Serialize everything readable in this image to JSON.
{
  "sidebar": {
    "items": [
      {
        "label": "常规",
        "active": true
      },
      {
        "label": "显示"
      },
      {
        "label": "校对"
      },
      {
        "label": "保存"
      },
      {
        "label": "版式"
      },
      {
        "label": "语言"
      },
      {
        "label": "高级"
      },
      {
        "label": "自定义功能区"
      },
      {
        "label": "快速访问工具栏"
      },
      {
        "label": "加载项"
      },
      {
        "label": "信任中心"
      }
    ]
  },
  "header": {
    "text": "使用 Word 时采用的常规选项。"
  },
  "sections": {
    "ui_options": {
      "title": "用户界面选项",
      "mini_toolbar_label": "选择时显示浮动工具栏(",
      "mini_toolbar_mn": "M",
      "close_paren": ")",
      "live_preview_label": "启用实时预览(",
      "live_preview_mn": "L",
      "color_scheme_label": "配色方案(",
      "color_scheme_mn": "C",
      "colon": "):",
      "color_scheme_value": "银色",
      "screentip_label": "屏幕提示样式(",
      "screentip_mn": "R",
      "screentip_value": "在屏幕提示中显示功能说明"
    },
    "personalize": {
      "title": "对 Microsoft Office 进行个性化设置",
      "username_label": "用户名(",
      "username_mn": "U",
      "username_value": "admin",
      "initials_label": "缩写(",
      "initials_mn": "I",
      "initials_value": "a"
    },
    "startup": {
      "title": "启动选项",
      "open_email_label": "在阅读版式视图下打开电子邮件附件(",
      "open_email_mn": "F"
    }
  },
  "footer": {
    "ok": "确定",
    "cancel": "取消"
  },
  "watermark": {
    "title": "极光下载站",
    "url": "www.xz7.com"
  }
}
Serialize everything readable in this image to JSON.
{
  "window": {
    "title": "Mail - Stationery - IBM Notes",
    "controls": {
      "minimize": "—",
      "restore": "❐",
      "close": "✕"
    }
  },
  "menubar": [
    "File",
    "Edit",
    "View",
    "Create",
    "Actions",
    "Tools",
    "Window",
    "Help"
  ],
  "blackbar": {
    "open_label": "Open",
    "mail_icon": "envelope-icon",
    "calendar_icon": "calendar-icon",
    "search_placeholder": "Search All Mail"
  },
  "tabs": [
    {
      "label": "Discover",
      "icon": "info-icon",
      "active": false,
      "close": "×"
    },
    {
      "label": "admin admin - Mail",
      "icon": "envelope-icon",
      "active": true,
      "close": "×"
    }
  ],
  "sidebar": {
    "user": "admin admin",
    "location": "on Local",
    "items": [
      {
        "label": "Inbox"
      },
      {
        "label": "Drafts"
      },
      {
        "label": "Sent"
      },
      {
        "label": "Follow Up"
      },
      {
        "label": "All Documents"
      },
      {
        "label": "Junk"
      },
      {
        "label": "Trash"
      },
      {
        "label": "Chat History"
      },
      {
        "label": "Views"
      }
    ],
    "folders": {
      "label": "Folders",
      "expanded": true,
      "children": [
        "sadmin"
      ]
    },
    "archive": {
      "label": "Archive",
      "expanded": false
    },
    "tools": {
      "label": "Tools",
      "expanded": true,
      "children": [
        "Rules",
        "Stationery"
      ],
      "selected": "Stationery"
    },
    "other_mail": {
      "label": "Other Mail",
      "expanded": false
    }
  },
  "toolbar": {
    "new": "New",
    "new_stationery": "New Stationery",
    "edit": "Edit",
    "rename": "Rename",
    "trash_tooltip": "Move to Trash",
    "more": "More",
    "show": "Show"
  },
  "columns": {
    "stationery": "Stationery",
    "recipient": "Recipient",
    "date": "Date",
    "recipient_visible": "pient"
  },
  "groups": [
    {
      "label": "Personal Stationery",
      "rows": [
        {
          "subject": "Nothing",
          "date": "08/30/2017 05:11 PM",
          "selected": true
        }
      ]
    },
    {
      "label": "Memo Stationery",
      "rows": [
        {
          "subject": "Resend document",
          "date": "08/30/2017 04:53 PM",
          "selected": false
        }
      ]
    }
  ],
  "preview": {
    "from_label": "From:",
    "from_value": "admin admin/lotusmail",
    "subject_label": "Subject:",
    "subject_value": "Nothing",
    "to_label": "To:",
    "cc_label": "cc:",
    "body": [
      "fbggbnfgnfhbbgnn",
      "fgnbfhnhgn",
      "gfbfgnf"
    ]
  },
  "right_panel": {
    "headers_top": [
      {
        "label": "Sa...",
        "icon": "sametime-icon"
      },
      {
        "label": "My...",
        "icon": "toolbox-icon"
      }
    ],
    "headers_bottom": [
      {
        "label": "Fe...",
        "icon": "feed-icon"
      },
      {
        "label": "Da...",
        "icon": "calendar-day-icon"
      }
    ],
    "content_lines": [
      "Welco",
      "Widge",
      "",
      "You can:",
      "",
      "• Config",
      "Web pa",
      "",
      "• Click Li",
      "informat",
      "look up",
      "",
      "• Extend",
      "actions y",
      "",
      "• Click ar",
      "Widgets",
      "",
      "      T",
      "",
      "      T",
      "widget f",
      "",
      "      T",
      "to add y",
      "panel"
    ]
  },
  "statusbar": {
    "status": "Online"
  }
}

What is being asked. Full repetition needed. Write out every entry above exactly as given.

Written solution.
Serialize everything readable in this image to JSON.
{
  "sidebar": {
    "items": [
      {
        "label": "常规",
        "active": true
      },
      {
        "label": "显示"
      },
      {
        "label": "校对"
      },
      {
        "label": "保存"
      },
      {
        "label": "版式"
      },
      {
        "label": "语言"
      },
      {
        "label": "高级"
      },
      {
        "label": "自定义功能区"
      },
      {
        "label": "快速访问工具栏"
      },
      {
        "label": "加载项"
      },
      {
        "label": "信任中心"
      }
    ]
  },
  "header": {
    "text": "使用 Word 时采用的常规选项。"
  },
  "sections": {
    "ui_options": {
      "title": "用户界面选项",
      "mini_toolbar_label": "选择时显示浮动工具栏(",
      "mini_toolbar_mn": "M",
      "close_paren": ")",
      "live_preview_label": "启用实时预览(",
      "live_preview_mn": "L",
      "color_scheme_label": "配色方案(",
      "color_scheme_mn": "C",
      "colon": "):",
      "color_scheme_value": "银色",
      "screentip_label": "屏幕提示样式(",
      "screentip_mn": "R",
      "screentip_value": "在屏幕提示中显示功能说明"
    },
    "personalize": {
      "title": "对 Microsoft Office 进行个性化设置",
      "username_label": "用户名(",
      "username_mn": "U",
      "username_value": "admin",
      "initials_label": "缩写(",
      "initials_mn": "I",
      "initials_value": "a"
    },
    "startup": {
      "title": "启动选项",
      "open_email_label": "在阅读版式视图下打开电子邮件附件(",
      "open_email_mn": "F"
    }
  },
  "footer": {
    "ok": "确定",
    "cancel": "取消"
  },
  "watermark": {
    "title": "极光下载站",
    "url": "www.xz7.com"
  }
}
Serialize everything readable in this image to JSON.
{
  "window": {
    "title": "Mail - Stationery - IBM Notes",
    "controls": {
      "minimize": "—",
      "restore": "❐",
      "close": "✕"
    }
  },
  "menubar": [
    "File",
    "Edit",
    "View",
    "Create",
    "Actions",
    "Tools",
    "Window",
    "Help"
  ],
  "blackbar": {
    "open_label": "Open",
    "mail_icon": "envelope-icon",
    "calendar_icon": "calendar-icon",
    "search_placeholder": "Search All Mail"
  },
  "tabs": [
    {
      "label": "Discover",
      "icon": "info-icon",
      "active": false,
      "close": "×"
    },
    {
      "label": "admin admin - Mail",
      "icon": "envelope-icon",
      "active": true,
      "close": "×"
    }
  ],
  "sidebar": {
    "user": "admin admin",
    "location": "on Local",
    "items": [
      {
        "label": "Inbox"
      },
      {
        "label": "Drafts"
      },
      {
        "label": "Sent"
      },
      {
        "label": "Follow Up"
      },
      {
        "label": "All Documents"
      },
      {
        "label": "Junk"
      },
      {
        "label": "Trash"
      },
      {
        "label": "Chat History"
      },
      {
        "label": "Views"
      }
    ],
    "folders": {
      "label": "Folders",
      "expanded": true,
      "children": [
        "sadmin"
      ]
    },
    "archive": {
      "label": "Archive",
      "expanded": false
    },
    "tools": {
      "label": "Tools",
      "expanded": true,
      "children": [
        "Rules",
        "Stationery"
      ],
      "selected": "Stationery"
    },
    "other_mail": {
      "label": "Other Mail",
      "expanded": false
    }
  },
  "toolbar": {
    "new": "New",
    "new_stationery": "New Stationery",
    "edit": "Edit",
    "rename": "Rename",
    "trash_tooltip": "Move to Trash",
    "more": "More",
    "show": "Show"
  },
  "columns": {
    "stationery": "Stationery",
    "recipient": "Recipient",
    "date": "Date",
    "recipient_visible": "pient"
  },
  "groups": [
    {
      "label": "Personal Stationery",
      "rows": [
        {
          "subject": "Nothing",
          "date": "08/30/2017 05:11 PM",
          "selected": true
        }
      ]
    },
    {
      "label": "Memo Stationery",
      "rows": [
        {
          "subject": "Resend document",
          "date": "08/30/2017 04:53 PM",
          "selected": false
        }
      ]
    }
  ],
  "preview": {
    "from_label": "From:",
    "from_value": "admin admin/lotusmail",
    "subject_label": "Subject:",
    "subject_value": "Nothing",
    "to_label": "To:",
    "cc_label": "cc:",
    "body": [
      "fbggbnfgnfhbbgnn",
      "fgnbfhnhgn",
      "gfbfgnf"
    ]
  },
  "right_panel": {
    "headers_top": [
      {
        "label": "Sa...",
        "icon": "sametime-icon"
      },
      {
        "label": "My...",
        "icon": "toolbox-icon"
      }
    ],
    "headers_bottom": [
      {
        "label": "Fe...",
        "icon": "feed-icon"
      },
      {
        "label": "Da...",
        "icon": "calendar-day-icon"
      }
    ],
    "content_lines": [
      "Welco",
      "Widge",
      "",
      "You can:",
      "",
      "• Config",
      "Web pa",
      "",
      "• Click Li",
      "informat",
      "look up",
      "",
      "• Extend",
      "actions y",
      "",
      "• Click ar",
      "Widgets",
      "",
      "      T",
      "",
      "      T",
      "widget f",
      "",
      "      T",
      "to add y",
      "panel"
    ]
  },
  "statusbar": {
    "status": "Online"
  }
}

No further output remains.